SUPPLIED MATERIAL START

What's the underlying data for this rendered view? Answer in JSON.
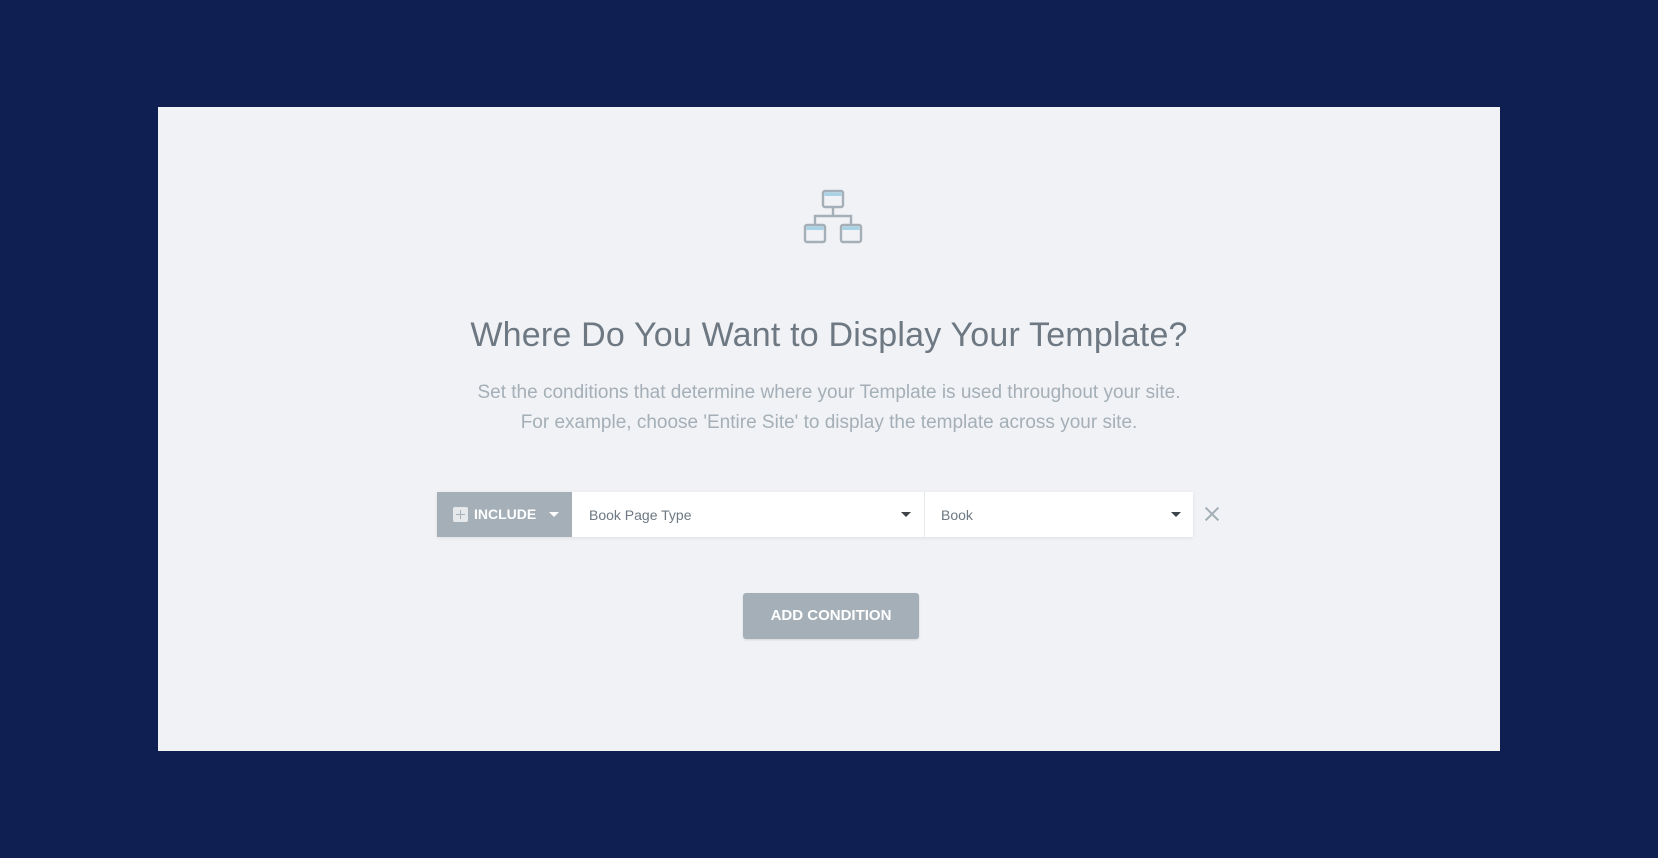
{
  "dialog": {
    "icon": "site-hierarchy-icon",
    "title": "Where Do You Want to Display Your Template?",
    "description_line1": "Set the conditions that determine where your Template is used throughout your site.",
    "description_line2": "For example, choose 'Entire Site' to display the template across your site."
  },
  "condition": {
    "include_label": "INCLUDE",
    "type_value": "Book Page Type",
    "sub_value": "Book",
    "remove_icon": "close-icon"
  },
  "actions": {
    "add_label": "ADD CONDITION"
  },
  "colors": {
    "background": "#0f1f52",
    "panel": "#f1f2f5",
    "gray_button": "#a4afb7",
    "title_text": "#6d7882",
    "subtitle_text": "#a4afb7",
    "icon_accent": "#a8d3e6"
  }
}
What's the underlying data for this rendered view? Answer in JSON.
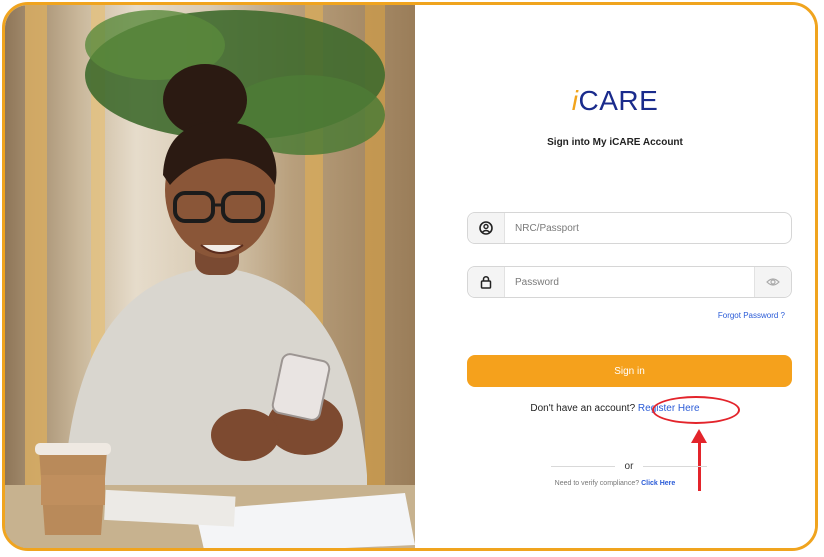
{
  "brand": {
    "prefix": "i",
    "name": "CARE"
  },
  "subtitle": "Sign into My iCARE Account",
  "fields": {
    "id_placeholder": "NRC/Passport",
    "password_placeholder": "Password"
  },
  "links": {
    "forgot": "Forgot Password ?",
    "register_prompt": "Don't have an account?",
    "register": "Register Here",
    "or": "or",
    "verify_prompt": "Need to verify compliance?",
    "verify_link": "Click Here"
  },
  "buttons": {
    "signin": "Sign in"
  },
  "icons": {
    "user": "user-circle-icon",
    "lock": "lock-icon",
    "eye": "eye-icon"
  },
  "colors": {
    "accent": "#f5a11c",
    "brand": "#1a2b8c",
    "link": "#2a5bd7",
    "annotation": "#e3242b"
  }
}
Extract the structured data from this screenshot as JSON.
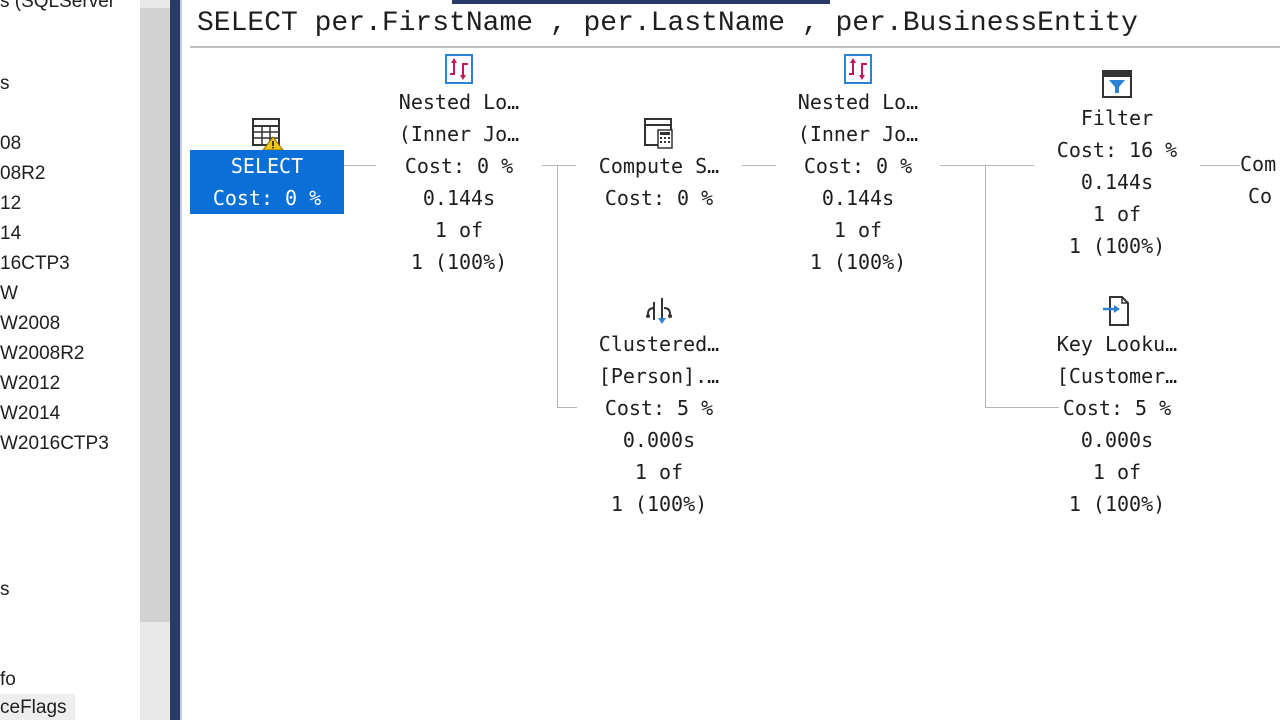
{
  "explorer": {
    "items": [
      {
        "label": "s (SQLServer"
      },
      {
        "label": "s"
      },
      {
        "label": "08"
      },
      {
        "label": "08R2"
      },
      {
        "label": "12"
      },
      {
        "label": "14"
      },
      {
        "label": "16CTP3"
      },
      {
        "label": "W"
      },
      {
        "label": "W2008"
      },
      {
        "label": "W2008R2"
      },
      {
        "label": "W2012"
      },
      {
        "label": "W2014"
      },
      {
        "label": "W2016CTP3"
      },
      {
        "label": "s"
      },
      {
        "label": "fo"
      },
      {
        "label": "ceFlags"
      }
    ]
  },
  "query": {
    "text": "SELECT per.FirstName , per.LastName , per.BusinessEntity"
  },
  "plan": {
    "select": {
      "name": "SELECT",
      "cost": "Cost: 0 %",
      "icon": "select-result-warning-icon"
    },
    "nested1": {
      "name": "Nested Lo…",
      "sub": "(Inner Jo…",
      "cost": "Cost: 0 %",
      "time": "0.144s",
      "rows": "1 of",
      "est": "1 (100%)",
      "icon": "nested-loops-icon"
    },
    "compute": {
      "name": "Compute S…",
      "cost": "Cost: 0 %",
      "icon": "compute-scalar-icon"
    },
    "nested2": {
      "name": "Nested Lo…",
      "sub": "(Inner Jo…",
      "cost": "Cost: 0 %",
      "time": "0.144s",
      "rows": "1 of",
      "est": "1 (100%)",
      "icon": "nested-loops-icon"
    },
    "filter": {
      "name": "Filter",
      "cost": "Cost: 16 %",
      "time": "0.144s",
      "rows": "1 of",
      "est": "1 (100%)",
      "icon": "filter-icon"
    },
    "clustered": {
      "name": "Clustered…",
      "sub": "[Person].…",
      "cost": "Cost: 5 %",
      "time": "0.000s",
      "rows": "1 of",
      "est": "1 (100%)",
      "icon": "clustered-index-seek-icon"
    },
    "keylookup": {
      "name": "Key Looku…",
      "sub": "[Customer…",
      "cost": "Cost: 5 %",
      "time": "0.000s",
      "rows": "1 of",
      "est": "1 (100%)",
      "icon": "key-lookup-icon"
    },
    "partial": {
      "name": "Com",
      "cost": "Co"
    }
  },
  "colors": {
    "selection": "#0a6fd6",
    "splitter": "#2a3a66",
    "connector": "#b5b5b5"
  }
}
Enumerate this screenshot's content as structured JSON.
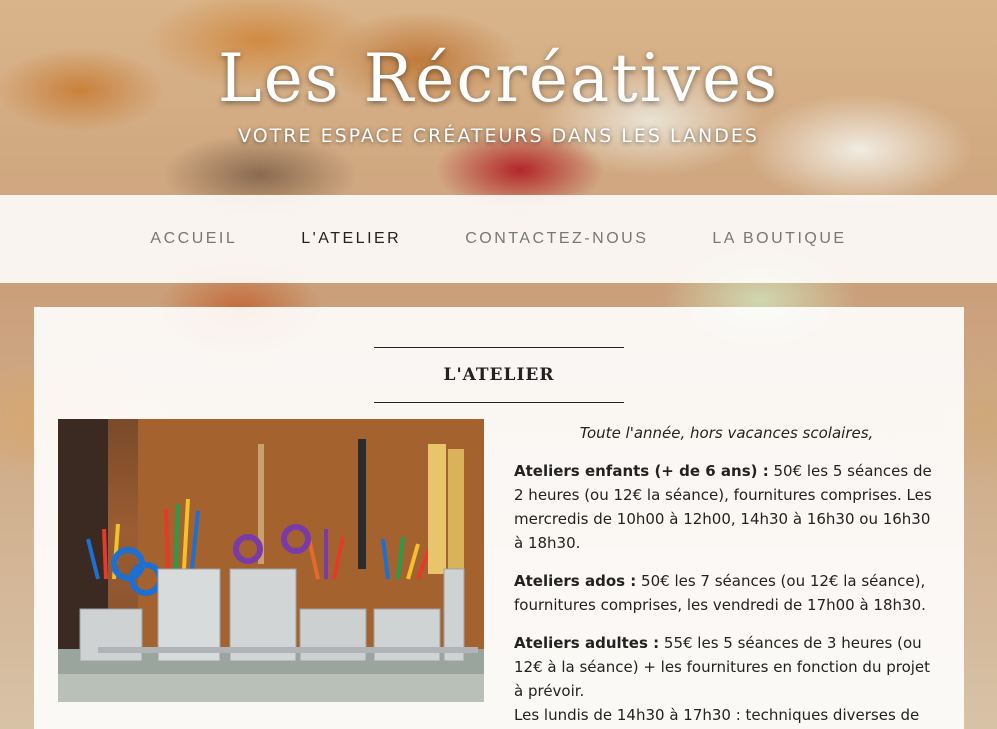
{
  "header": {
    "title": "Les Récréatives",
    "tagline": "VOTRE ESPACE CRÉATEURS DANS LES LANDES"
  },
  "nav": {
    "items": [
      {
        "label": "ACCUEIL",
        "active": false
      },
      {
        "label": "L'ATELIER",
        "active": true
      },
      {
        "label": "CONTACTEZ-NOUS",
        "active": false
      },
      {
        "label": "LA BOUTIQUE",
        "active": false
      }
    ]
  },
  "main": {
    "heading": "L'ATELIER",
    "intro": "Toute l'année, hors vacances scolaires,",
    "sections": [
      {
        "label": "Ateliers enfants (+ de 6 ans) :",
        "text": " 50€ les 5 séances de 2 heures (ou 12€ la séance), fournitures comprises. Les mercredis de 10h00 à 12h00, 14h30 à 16h30 ou 16h30 à 18h30."
      },
      {
        "label": "Ateliers ados :",
        "text": " 50€ les 7 séances (ou 12€ la séance), fournitures comprises, les vendredi de 17h00 à 18h30."
      },
      {
        "label": "Ateliers adultes :",
        "text": " 55€ les 5 séances de 3 heures (ou 12€ à la séance) + les fournitures en fonction du projet à prévoir.",
        "extra": "Les lundis de 14h30 à 17h30 : techniques diverses de"
      }
    ]
  },
  "colors": {
    "nav_active": "#222222",
    "nav_inactive": "#777777",
    "text": "#222222"
  }
}
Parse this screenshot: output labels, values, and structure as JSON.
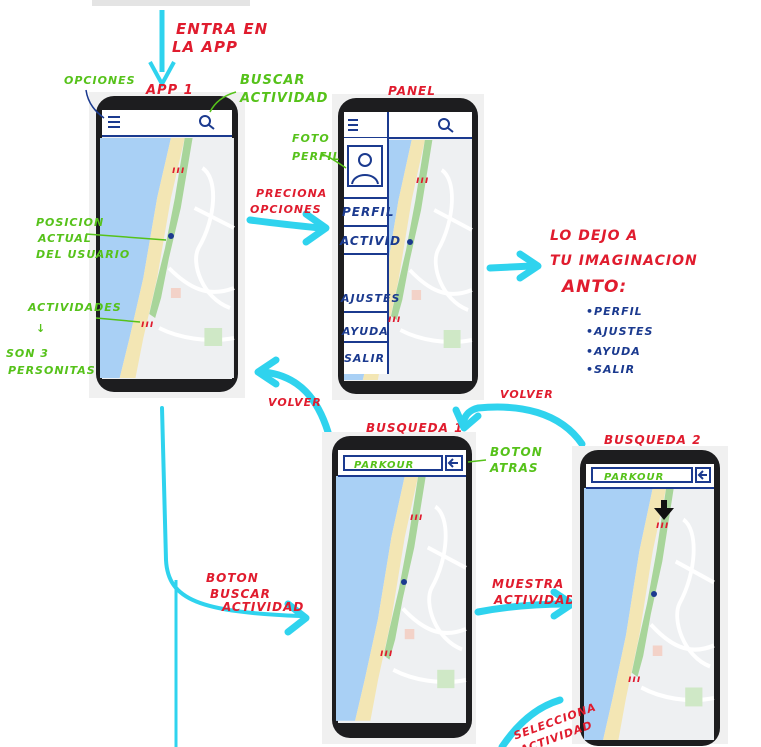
{
  "labels": {
    "entra": "ENTRA EN LA APP",
    "app1": "APP 1",
    "opciones": "OPCIONES",
    "buscar": "BUSCAR ACTIVIDAD",
    "posicion": "POSICION ACTUAL DEL USUARIO",
    "actividades": "ACTIVIDADES",
    "son3": "SON 3 PERSONITAS",
    "preciona": "PRECIONA OPCIONES",
    "panel": "PANEL",
    "foto": "FOTO PERFIL",
    "dejo": "LO DEJO A TU IMAGINACION",
    "anto": "ANTO:",
    "volver1": "VOLVER",
    "volver2": "VOLVER",
    "busqueda1": "BUSQUEDA 1",
    "busqueda2": "BUSQUEDA 2",
    "boton_atras": "BOTON ATRAS",
    "boton_buscar": "BOTON BUSCAR ACTIVIDAD",
    "muestra": "MUESTRA ACTIVIDAD",
    "selecciona": "SELECCIONA ACTIVIDAD"
  },
  "menu_items": [
    "PERFIL",
    "ACTIVID",
    "AJUSTES",
    "AYUDA",
    "SALIR"
  ],
  "anto_list": [
    "•PERFIL",
    "•AJUSTES",
    "•AYUDA",
    "•SALIR"
  ],
  "search_value": "PARKOUR",
  "colors": {
    "annotation_red": "#e01c2e",
    "annotation_green": "#56c21a",
    "arrow": "#2fd3ee",
    "sketch_blue": "#1b3a8f"
  }
}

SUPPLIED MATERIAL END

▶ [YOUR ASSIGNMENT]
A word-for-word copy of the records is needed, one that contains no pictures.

▶ [TASK RESULT]
What's the underlying data for this rendered view? Answer in JSON.
{
  "dialog": {
    "icon": "site-hierarchy-icon",
    "title": "Where Do You Want to Display Your Template?",
    "description_line1": "Set the conditions that determine where your Template is used throughout your site.",
    "description_line2": "For example, choose 'Entire Site' to display the template across your site."
  },
  "condition": {
    "include_label": "INCLUDE",
    "type_value": "Book Page Type",
    "sub_value": "Book",
    "remove_icon": "close-icon"
  },
  "actions": {
    "add_label": "ADD CONDITION"
  },
  "colors": {
    "background": "#0f1f52",
    "panel": "#f1f2f5",
    "gray_button": "#a4afb7",
    "title_text": "#6d7882",
    "subtitle_text": "#a4afb7",
    "icon_accent": "#a8d3e6"
  }
}
What's the underlying data for this rendered view? Answer in JSON.
{
  "brand": {
    "prefix": "i",
    "name": "CARE"
  },
  "subtitle": "Sign into My iCARE Account",
  "fields": {
    "id_placeholder": "NRC/Passport",
    "password_placeholder": "Password"
  },
  "links": {
    "forgot": "Forgot Password ?",
    "register_prompt": "Don't have an account?",
    "register": "Register Here",
    "or": "or",
    "verify_prompt": "Need to verify compliance?",
    "verify_link": "Click Here"
  },
  "buttons": {
    "signin": "Sign in"
  },
  "icons": {
    "user": "user-circle-icon",
    "lock": "lock-icon",
    "eye": "eye-icon"
  },
  "colors": {
    "accent": "#f5a11c",
    "brand": "#1a2b8c",
    "link": "#2a5bd7",
    "annotation": "#e3242b"
  }
}
Extract the structured data from this screenshot as JSON.
{
  "explorer": {
    "items": [
      {
        "label": "s (SQLServer"
      },
      {
        "label": "s"
      },
      {
        "label": "08"
      },
      {
        "label": "08R2"
      },
      {
        "label": "12"
      },
      {
        "label": "14"
      },
      {
        "label": "16CTP3"
      },
      {
        "label": "W"
      },
      {
        "label": "W2008"
      },
      {
        "label": "W2008R2"
      },
      {
        "label": "W2012"
      },
      {
        "label": "W2014"
      },
      {
        "label": "W2016CTP3"
      },
      {
        "label": "s"
      },
      {
        "label": "fo"
      },
      {
        "label": "ceFlags"
      }
    ]
  },
  "query": {
    "text": "SELECT per.FirstName , per.LastName , per.BusinessEntity"
  },
  "plan": {
    "select": {
      "name": "SELECT",
      "cost": "Cost: 0 %",
      "icon": "select-result-warning-icon"
    },
    "nested1": {
      "name": "Nested Lo…",
      "sub": "(Inner Jo…",
      "cost": "Cost: 0 %",
      "time": "0.144s",
      "rows": "1 of",
      "est": "1 (100%)",
      "icon": "nested-loops-icon"
    },
    "compute": {
      "name": "Compute S…",
      "cost": "Cost: 0 %",
      "icon": "compute-scalar-icon"
    },
    "nested2": {
      "name": "Nested Lo…",
      "sub": "(Inner Jo…",
      "cost": "Cost: 0 %",
      "time": "0.144s",
      "rows": "1 of",
      "est": "1 (100%)",
      "icon": "nested-loops-icon"
    },
    "filter": {
      "name": "Filter",
      "cost": "Cost: 16 %",
      "time": "0.144s",
      "rows": "1 of",
      "est": "1 (100%)",
      "icon": "filter-icon"
    },
    "clustered": {
      "name": "Clustered…",
      "sub": "[Person].…",
      "cost": "Cost: 5 %",
      "time": "0.000s",
      "rows": "1 of",
      "est": "1 (100%)",
      "icon": "clustered-index-seek-icon"
    },
    "keylookup": {
      "name": "Key Looku…",
      "sub": "[Customer…",
      "cost": "Cost: 5 %",
      "time": "0.000s",
      "rows": "1 of",
      "est": "1 (100%)",
      "icon": "key-lookup-icon"
    },
    "partial": {
      "name": "Com",
      "cost": "Co"
    }
  },
  "colors": {
    "selection": "#0a6fd6",
    "splitter": "#2a3a66",
    "connector": "#b5b5b5"
  }
}
Enumerate this screenshot's content as structured JSON.
{
  "header": {
    "title": "Les Récréatives",
    "tagline": "VOTRE ESPACE CRÉATEURS DANS LES LANDES"
  },
  "nav": {
    "items": [
      {
        "label": "ACCUEIL",
        "active": false
      },
      {
        "label": "L'ATELIER",
        "active": true
      },
      {
        "label": "CONTACTEZ-NOUS",
        "active": false
      },
      {
        "label": "LA BOUTIQUE",
        "active": false
      }
    ]
  },
  "main": {
    "heading": "L'ATELIER",
    "intro": "Toute l'année, hors vacances scolaires,",
    "sections": [
      {
        "label": "Ateliers enfants (+ de 6 ans) :",
        "text": " 50€ les 5 séances de 2 heures (ou 12€ la séance), fournitures comprises. Les mercredis de 10h00 à 12h00, 14h30 à 16h30 ou 16h30 à 18h30."
      },
      {
        "label": "Ateliers ados :",
        "text": " 50€ les 7 séances (ou 12€ la séance), fournitures comprises, les vendredi de 17h00 à 18h30."
      },
      {
        "label": "Ateliers adultes :",
        "text": " 55€ les 5 séances de 3 heures (ou 12€ à la séance) + les fournitures en fonction du projet à prévoir.",
        "extra": "Les lundis de 14h30 à 17h30 : techniques diverses de"
      }
    ]
  },
  "colors": {
    "nav_active": "#222222",
    "nav_inactive": "#777777",
    "text": "#222222"
  }
}
Parse this screenshot: output labels, values, and structure as JSON.
{
  "labels": {
    "entra": "ENTRA EN LA APP",
    "app1": "APP 1",
    "opciones": "OPCIONES",
    "buscar": "BUSCAR ACTIVIDAD",
    "posicion": "POSICION ACTUAL DEL USUARIO",
    "actividades": "ACTIVIDADES",
    "son3": "SON 3 PERSONITAS",
    "preciona": "PRECIONA OPCIONES",
    "panel": "PANEL",
    "foto": "FOTO PERFIL",
    "dejo": "LO DEJO A TU IMAGINACION",
    "anto": "ANTO:",
    "volver1": "VOLVER",
    "volver2": "VOLVER",
    "busqueda1": "BUSQUEDA 1",
    "busqueda2": "BUSQUEDA 2",
    "boton_atras": "BOTON ATRAS",
    "boton_buscar": "BOTON BUSCAR ACTIVIDAD",
    "muestra": "MUESTRA ACTIVIDAD",
    "selecciona": "SELECCIONA ACTIVIDAD"
  },
  "menu_items": [
    "PERFIL",
    "ACTIVID",
    "AJUSTES",
    "AYUDA",
    "SALIR"
  ],
  "anto_list": [
    "•PERFIL",
    "•AJUSTES",
    "•AYUDA",
    "•SALIR"
  ],
  "search_value": "PARKOUR",
  "colors": {
    "annotation_red": "#e01c2e",
    "annotation_green": "#56c21a",
    "arrow": "#2fd3ee",
    "sketch_blue": "#1b3a8f"
  }
}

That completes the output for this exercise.